The saga did not end with a bullish Charlie Flanagan ‘deferral’ press statement on Tuesday evening. He was wholly unapologetic in a live RTÉ news interview with Caitríona Perry, an interview that, true to RTÉ form, managed to avoid any actual hard questions and gave free reign to Flanagan to remind us all just how arrogant he really is. He blamed the ‘deferral’ of the commemoration on the ‘disappointing response of some’. No doubt Flanagan and the cabinet table cabal will have been further disappointed by the chart-topping successes of IRA man Dominic Behan’s ‘Come Out Ye Black and Tans’, as performed by the Wolfe Tones.
Unable to display any kind of ‘maturity’, which he ad nauseum lectures the little people about when it comes to remembering Irish history, Varadkar refused in a press conference to offer congratulations to the Wolfe Tones on their recent successes and refused to comment on their pledge to donate the proceeds of downloads of their song to the Peter McVerry homeless charity. He did not miss the opportunity though to tell journalists of his empathy for the British royal family amid their current trials and tribulations. He did make a point of insisting that the public rejection of the RIC and Tans reduced the likelihood of a united Ireland. Of course, that was a nonsense assertion and there can be no equivalence between achieving Ireland’s territorial integrity and favourably remembering our colonisers. The petulant King’s Hospital boy was shining through again and reacting out of instinct. In the meantime, the Tones continue to rise up the Australian iTunes charts, with the band pledging money raised in Australian downloads to be spent fighting the spread of fires.
The cavalry of right-thinking people in the dominant newspapers arrived too late on the battlefield to save the day for revisionism and the government. Not used to such defeats in these supposedly progressive times, the likes of Fergal Keane and Fintan O’Toole could not contain their frustration at large sections of the Irish nation retaining self-respect and a basic patriotic outlook. That many of us will not allow ourselves to be deluded by phoney causes of ‘maturity’, ‘inclusion’ and ‘complexity’ and stand by while the government commends the long-time oppressor organisations of the British state in Ireland and their members greatly irks the Keane-O’Toole axis. They have become too used to their roles as high priests of determining what is good and bad in Ireland today. This is our Ireland too and we should strive to ensure that this defeat for the right-thinking orthodoxy is only the first of many blows that they suffer.
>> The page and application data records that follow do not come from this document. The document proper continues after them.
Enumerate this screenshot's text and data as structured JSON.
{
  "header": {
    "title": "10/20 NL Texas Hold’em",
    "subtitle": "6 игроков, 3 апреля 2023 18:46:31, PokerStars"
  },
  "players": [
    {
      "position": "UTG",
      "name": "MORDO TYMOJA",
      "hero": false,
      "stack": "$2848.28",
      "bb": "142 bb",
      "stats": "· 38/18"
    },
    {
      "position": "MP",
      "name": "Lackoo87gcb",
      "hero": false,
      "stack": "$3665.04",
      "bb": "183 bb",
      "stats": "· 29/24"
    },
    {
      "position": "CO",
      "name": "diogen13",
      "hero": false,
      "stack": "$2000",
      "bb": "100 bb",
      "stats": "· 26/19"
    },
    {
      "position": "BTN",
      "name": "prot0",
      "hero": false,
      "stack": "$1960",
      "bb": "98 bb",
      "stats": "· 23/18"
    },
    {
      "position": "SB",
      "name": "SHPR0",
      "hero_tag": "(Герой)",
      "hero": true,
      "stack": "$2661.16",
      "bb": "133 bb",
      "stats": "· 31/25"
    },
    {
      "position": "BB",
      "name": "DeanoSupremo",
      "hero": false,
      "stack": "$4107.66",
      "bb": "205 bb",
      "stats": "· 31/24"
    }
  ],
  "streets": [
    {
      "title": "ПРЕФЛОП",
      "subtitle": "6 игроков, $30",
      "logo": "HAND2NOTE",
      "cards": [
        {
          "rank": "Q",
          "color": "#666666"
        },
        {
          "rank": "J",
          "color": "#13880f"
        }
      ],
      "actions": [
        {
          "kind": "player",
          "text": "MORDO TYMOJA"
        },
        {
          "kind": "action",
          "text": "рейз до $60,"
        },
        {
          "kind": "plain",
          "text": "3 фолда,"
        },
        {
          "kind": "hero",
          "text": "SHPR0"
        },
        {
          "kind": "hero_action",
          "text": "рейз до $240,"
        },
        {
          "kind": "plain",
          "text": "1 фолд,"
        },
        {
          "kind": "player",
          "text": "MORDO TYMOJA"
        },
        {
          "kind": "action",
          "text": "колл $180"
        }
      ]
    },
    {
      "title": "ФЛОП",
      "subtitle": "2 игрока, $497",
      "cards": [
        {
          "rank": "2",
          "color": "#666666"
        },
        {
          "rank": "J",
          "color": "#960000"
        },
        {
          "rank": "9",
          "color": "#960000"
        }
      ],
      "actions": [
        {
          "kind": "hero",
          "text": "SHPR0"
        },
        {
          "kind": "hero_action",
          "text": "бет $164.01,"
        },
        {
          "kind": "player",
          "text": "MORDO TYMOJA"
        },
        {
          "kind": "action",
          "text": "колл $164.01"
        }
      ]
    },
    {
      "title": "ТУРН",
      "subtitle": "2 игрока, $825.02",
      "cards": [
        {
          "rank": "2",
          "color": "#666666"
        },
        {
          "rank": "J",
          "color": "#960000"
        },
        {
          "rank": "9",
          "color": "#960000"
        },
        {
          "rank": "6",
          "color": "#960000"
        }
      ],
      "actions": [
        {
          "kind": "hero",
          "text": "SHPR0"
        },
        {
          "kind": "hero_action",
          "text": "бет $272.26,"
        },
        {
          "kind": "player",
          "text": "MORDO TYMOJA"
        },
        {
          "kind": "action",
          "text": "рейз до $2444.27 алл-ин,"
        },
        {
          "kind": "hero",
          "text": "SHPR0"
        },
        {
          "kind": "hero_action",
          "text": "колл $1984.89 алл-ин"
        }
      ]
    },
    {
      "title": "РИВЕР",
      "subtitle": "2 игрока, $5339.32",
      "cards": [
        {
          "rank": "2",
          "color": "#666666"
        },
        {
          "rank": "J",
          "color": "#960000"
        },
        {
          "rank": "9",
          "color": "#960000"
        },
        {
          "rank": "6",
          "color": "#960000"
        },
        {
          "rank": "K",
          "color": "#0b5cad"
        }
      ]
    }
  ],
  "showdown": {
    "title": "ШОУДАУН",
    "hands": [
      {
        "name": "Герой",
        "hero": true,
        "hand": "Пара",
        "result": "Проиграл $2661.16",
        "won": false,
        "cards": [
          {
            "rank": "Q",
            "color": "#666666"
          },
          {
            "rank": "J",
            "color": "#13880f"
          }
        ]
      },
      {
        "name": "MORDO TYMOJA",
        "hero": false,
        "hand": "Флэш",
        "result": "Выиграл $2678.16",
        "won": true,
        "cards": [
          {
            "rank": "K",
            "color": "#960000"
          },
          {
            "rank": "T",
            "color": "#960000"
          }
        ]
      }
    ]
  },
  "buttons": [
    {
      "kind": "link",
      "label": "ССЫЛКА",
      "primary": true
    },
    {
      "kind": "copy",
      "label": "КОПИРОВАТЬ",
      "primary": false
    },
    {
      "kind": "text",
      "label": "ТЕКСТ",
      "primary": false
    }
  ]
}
This piece has been aimed at summing up the highs of the first defeat in recent times for the revisionist and official Ireland agenda, and what a defeat it has been! No doubt in two- or three-decades time, students will be writing dissertations and theses on this affair. This writer intends to follow-up this piece with a ‘Taking on the Black and Tans (Part Two)’, analysing in more detail how this January 2020 battle over the rights and wrongs of commemorating Britain’s crown forces fits into the wider contest for control of the Anglo-Irish historical narrative